An “acoustic shadow” is when the sounds of an event—here, a battle—cannot be heard by people nearby—say, in the neighboring valley or a parallel city street—but those same sounds can plainly be heard over much larger distances. This effect is caused by “a unique combination of factors such as wind, weather, temperature, land topography, forest or other vegetation, and elevation,” we read. For example, “battle sounds from Gettysburg fought on July 1, 2, and 3, 1863 could be heard over one hundred miles away in Pittsburgh, but were not heard only ten miles from the battlefield.”
Without my own access to contemporary accounts of these battles and their acoustic shadows—sonic phantom limbs haunting distant landscapes—I simply have to trust the accounts that I’m quoting from here; nonetheless, these stories are fascinating. “More than 91,000 men were engaged in battle at Gaines’s Mill, Virginia on June 27, 1862,” for instance. “Confederate commanders and troops were less than two miles from the battlefield and could plainly see the smoke and flashes from the guns and artillery, but not a sound could be heard of the battle for two hours. Strangely, the battle sounds from the Battle of Gaines’s Mill were easily heard in Staunton, Virginia over one hundred miles away.”
The unexpected atmospheric reflection of sound, and sound’s complicated relationship with certain topographies, levels of humidity, climatic systems, and more presents an amazing—if impossibly complex—dimension to the future of urban design and landscape architecture. Could 5th Avenue be retrofitted to cultivate acoustic shadows—or might a neighborhood in eastern Brooklyn someday find itself overhearing distant traffic events and individual human conversations that have been carried on the winds from Midtown, acoustic effects soon traced back to the mirage-like venting of a new steam plant on the East River?

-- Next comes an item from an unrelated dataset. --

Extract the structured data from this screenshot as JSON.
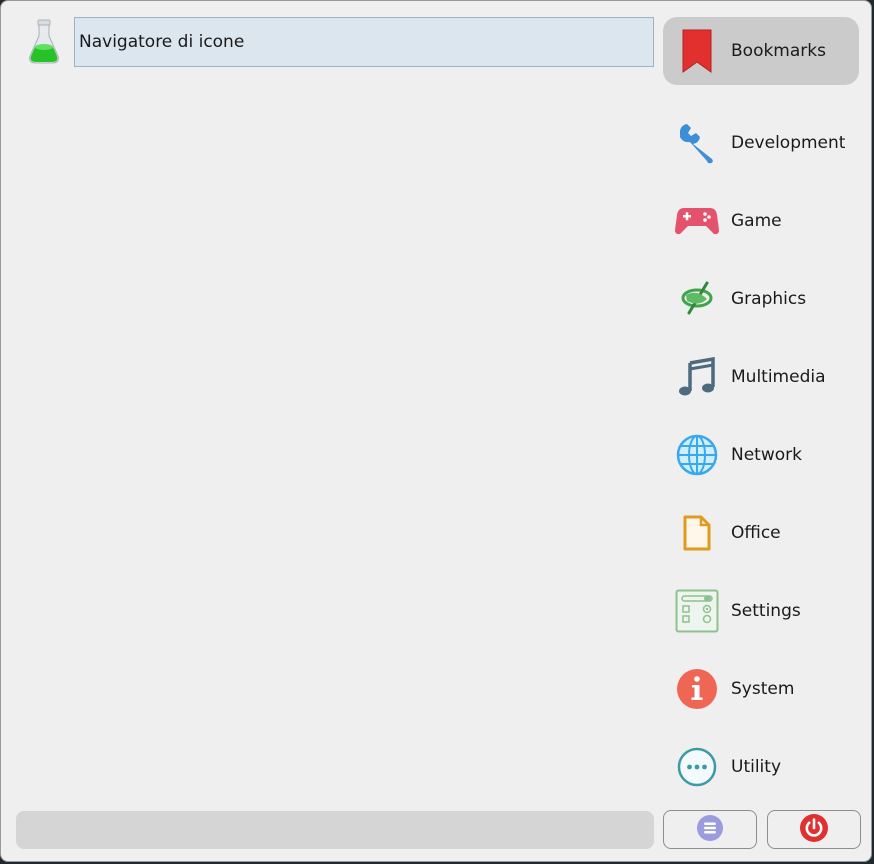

This also makes me wonder if instances of ghostlike visitation in ancient times—a king crazed by invisible whispers in his fortified tower bedroom, a city cursed by nocturnal voices, a village terrified by bodyless beasts unseen by any hunter—might actually have been examples of acoustic shadows. How could acoustic shadows be archaeologically and historically investigated without exactly reproducing the landscape topography and climatic conditions of the time?
(Vaguely related: a very old post about sound mirrors).